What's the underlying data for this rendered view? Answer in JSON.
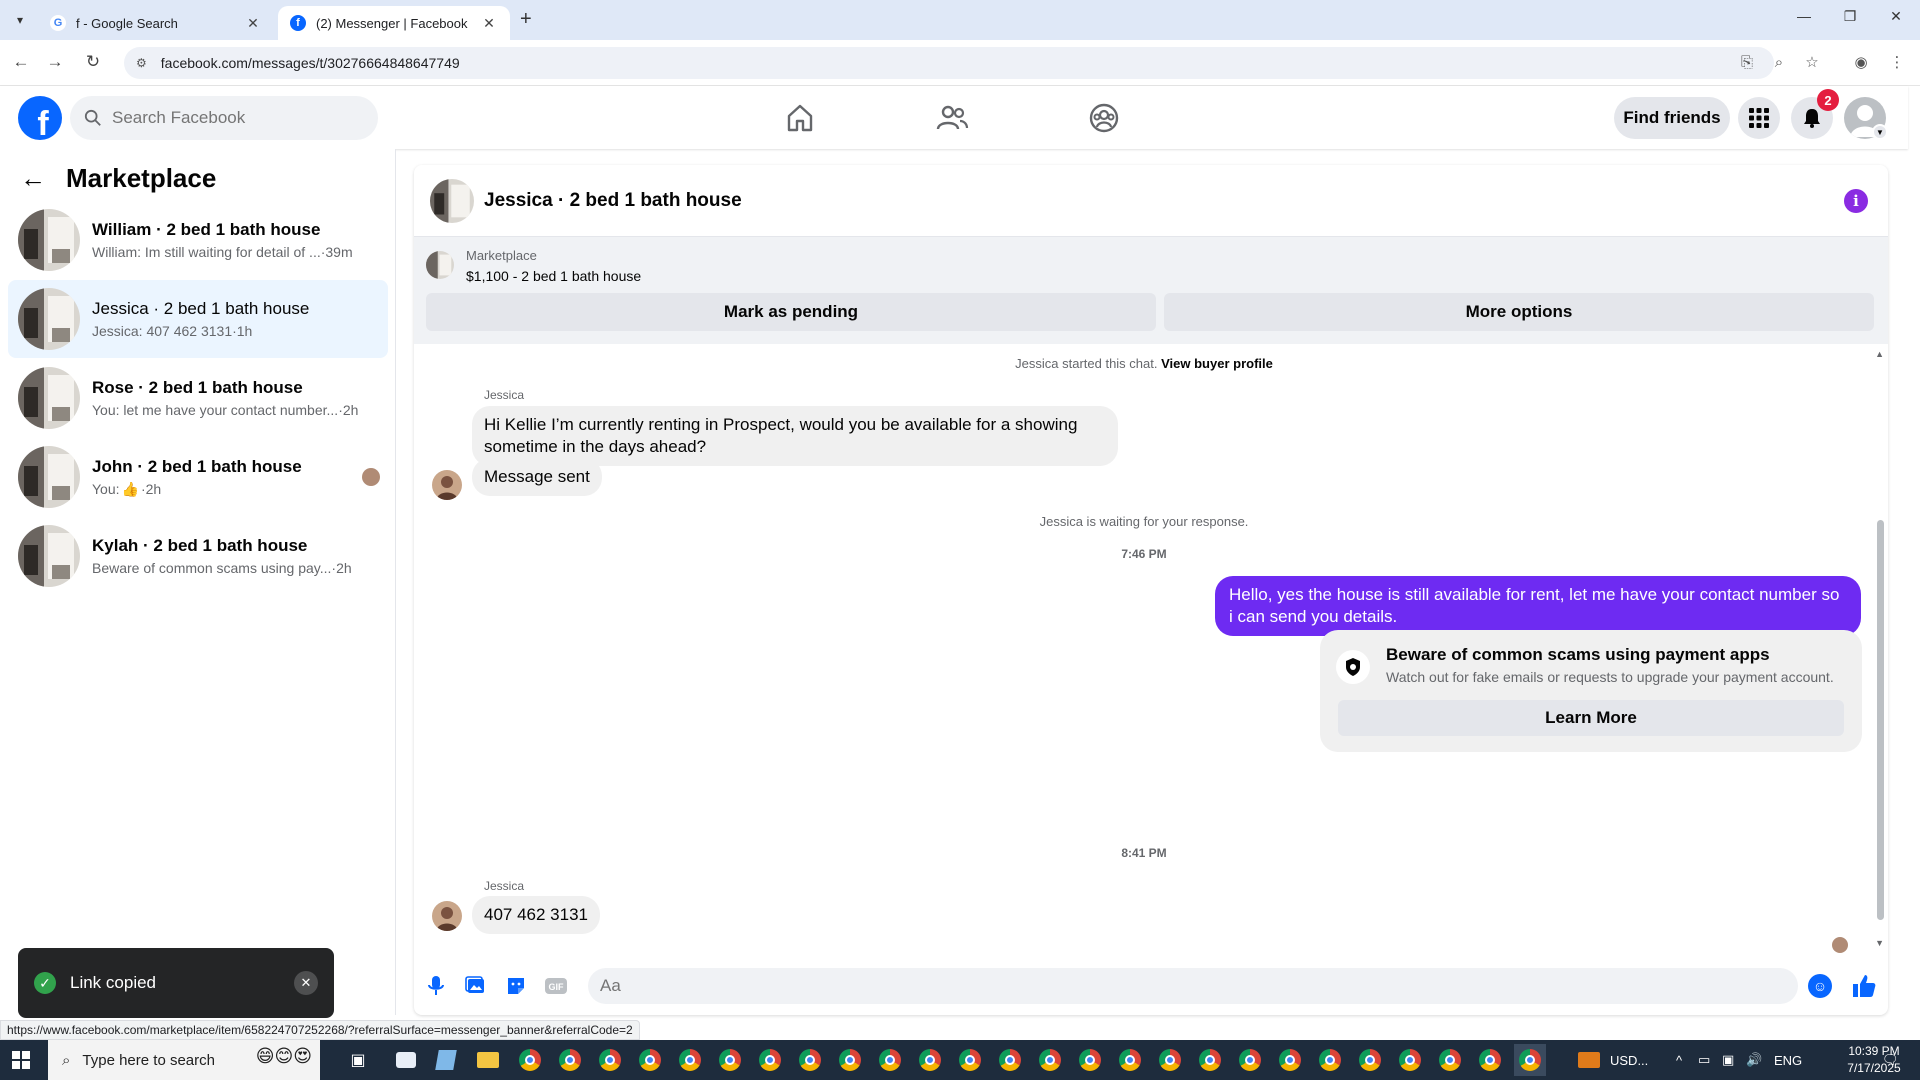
{
  "browser": {
    "tabs": [
      {
        "title": "f - Google Search",
        "active": false
      },
      {
        "title": "(2) Messenger | Facebook",
        "active": true
      }
    ],
    "url": "facebook.com/messages/t/30276664848647749",
    "status_url": "https://www.facebook.com/marketplace/item/658224707252268/?referralSurface=messenger_banner&referralCode=2"
  },
  "fb_header": {
    "search_placeholder": "Search Facebook",
    "find_friends": "Find friends",
    "notification_count": "2",
    "brand_color": "#0866ff"
  },
  "sidebar": {
    "title": "Marketplace",
    "conversations": [
      {
        "name": "William · 2 bed 1 bath house",
        "preview": "William: Im still waiting for detail of ...",
        "time": "·39m",
        "selected": false
      },
      {
        "name": "Jessica · 2 bed 1 bath house",
        "preview": "Jessica: 407 462 3131",
        "time": "·1h",
        "selected": true
      },
      {
        "name": "Rose · 2 bed 1 bath house",
        "preview": "You: let me have your contact number...",
        "time": "·2h",
        "selected": false
      },
      {
        "name": "John · 2 bed 1 bath house",
        "preview": "You: ",
        "time": "·2h",
        "selected": false
      },
      {
        "name": "Kylah · 2 bed 1 bath house",
        "preview": "Beware of common scams using pay...",
        "time": "·2h",
        "selected": false
      }
    ]
  },
  "toast": {
    "message": "Link copied"
  },
  "chat": {
    "title": "Jessica · 2 bed 1 bath house",
    "banner": {
      "label": "Marketplace",
      "listing": "$1,100 - 2 bed 1 bath house",
      "mark_pending": "Mark as pending",
      "more_options": "More options"
    },
    "started": "Jessica started this chat.",
    "view_profile": "View buyer profile",
    "sender1": "Jessica",
    "msg1": "Hi Kellie I’m currently renting in Prospect, would you be available for a showing sometime in the days ahead?",
    "msg2": "Message sent",
    "waiting": "Jessica is waiting for your response.",
    "time1": "7:46 PM",
    "reply": "Hello, yes the house is still available for rent, let me have your contact number so i can send you details.",
    "scam": {
      "title": "Beware of common scams using payment apps",
      "subtitle": "Watch out for fake emails or requests to upgrade your payment account.",
      "button": "Learn More"
    },
    "time2": "8:41 PM",
    "sender2": "Jessica",
    "msg3": "407 462 3131",
    "composer_placeholder": "Aa",
    "accent_color": "#6e2bf2"
  },
  "taskbar": {
    "search_placeholder": "Type here to search",
    "currency": "USD...",
    "lang": "ENG",
    "time": "10:39 PM",
    "date": "7/17/2025"
  }
}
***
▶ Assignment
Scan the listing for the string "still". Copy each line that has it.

▶ Answer space
        "preview": "William: Im still waiting for detail of ...",
    "reply": "Hello, yes the house is still available for rent, let me have your contact number so i can send you details.",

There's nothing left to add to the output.